In this lesson, we will also continue the discussion of elevation data in more depth, including many additional forms and formats for the representation of terrain as a base map layer. Photogrammetry was historically the primary approach to elevation data creation; in recent years technologies such as lidar and IFSAR have surpassed photogrammetric methods for large area collection. We won't have time to discuss the design and operation of those technologies (they are covered in other courses in the remote sensing curriculum); but, we will discuss the elevation products that are generated from all remote sensing technologies.
We will also continue the discussion of specifications and standards; in this case, focusing on those that drive elevation data development at the federal, state, and county level in the United States.

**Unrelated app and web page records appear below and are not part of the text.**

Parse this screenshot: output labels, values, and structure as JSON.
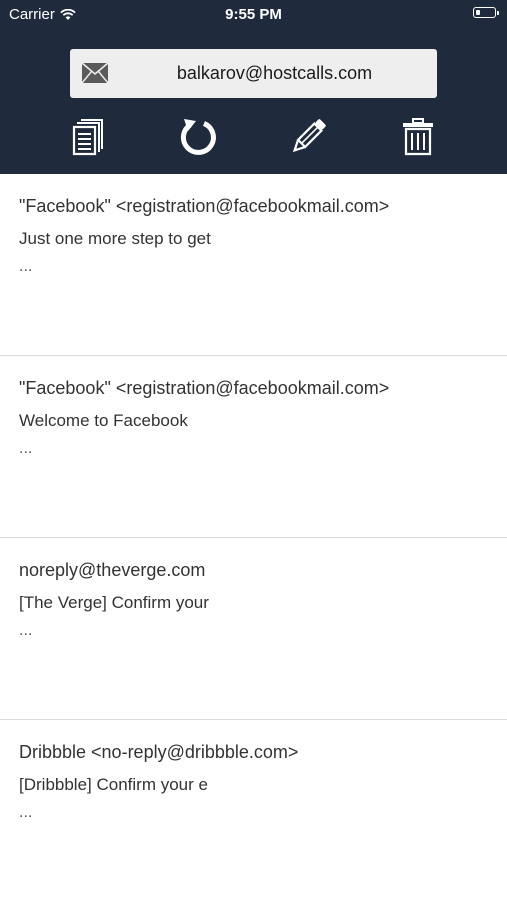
{
  "status_bar": {
    "carrier": "Carrier",
    "time": "9:55 PM",
    "battery_level": 0.25
  },
  "header": {
    "address_icon": "envelope-icon",
    "email_address": "balkarov@hostcalls.com",
    "toolbar": [
      {
        "icon": "copy-icon"
      },
      {
        "icon": "refresh-icon"
      },
      {
        "icon": "pencil-icon"
      },
      {
        "icon": "trash-icon"
      }
    ]
  },
  "colors": {
    "header_bg": "#1f2b3d",
    "address_bg": "#eeeeee",
    "text": "#333333",
    "divider": "#dcdcdc"
  },
  "messages": [
    {
      "from": "\"Facebook\" <registration@facebookmail.com>",
      "subject": "Just one more step to get",
      "preview": "..."
    },
    {
      "from": "\"Facebook\" <registration@facebookmail.com>",
      "subject": "Welcome to Facebook",
      "preview": "..."
    },
    {
      "from": "noreply@theverge.com",
      "subject": "[The Verge] Confirm your",
      "preview": "..."
    },
    {
      "from": "Dribbble <no-reply@dribbble.com>",
      "subject": "[Dribbble] Confirm your e",
      "preview": "..."
    }
  ]
}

This, and the discussion of orthophoto standards, will set the stage for a discussion of data validation, accuracy assessment, and quality assurance/quality control methods which are a critical part of the overall base mapping mission.
At the end of this lesson you will be able to:
- describe the basic photogrammetric concepts used in creation of digital elevation models;
- explain the characteristics of, and processing methods used to produce, digital elevation models, digital terrain models, digital surface models, and topographic contours;
- discuss the strengths and weaknesses of various types of terrain representation in GIS analysis and applications;
- identify common artifacts and anomalies that occur in elevation data and methods used to correct them;
- identify common elevation data formats and perform conversions from one format to another;
- overlay elevation data with imagery and vector data to prepare for visualization and analysis.
If you have any questions now or at any point during this week, please feel free to post them to the Lesson 4 Questions and Comments Discussion Forum in Canvas.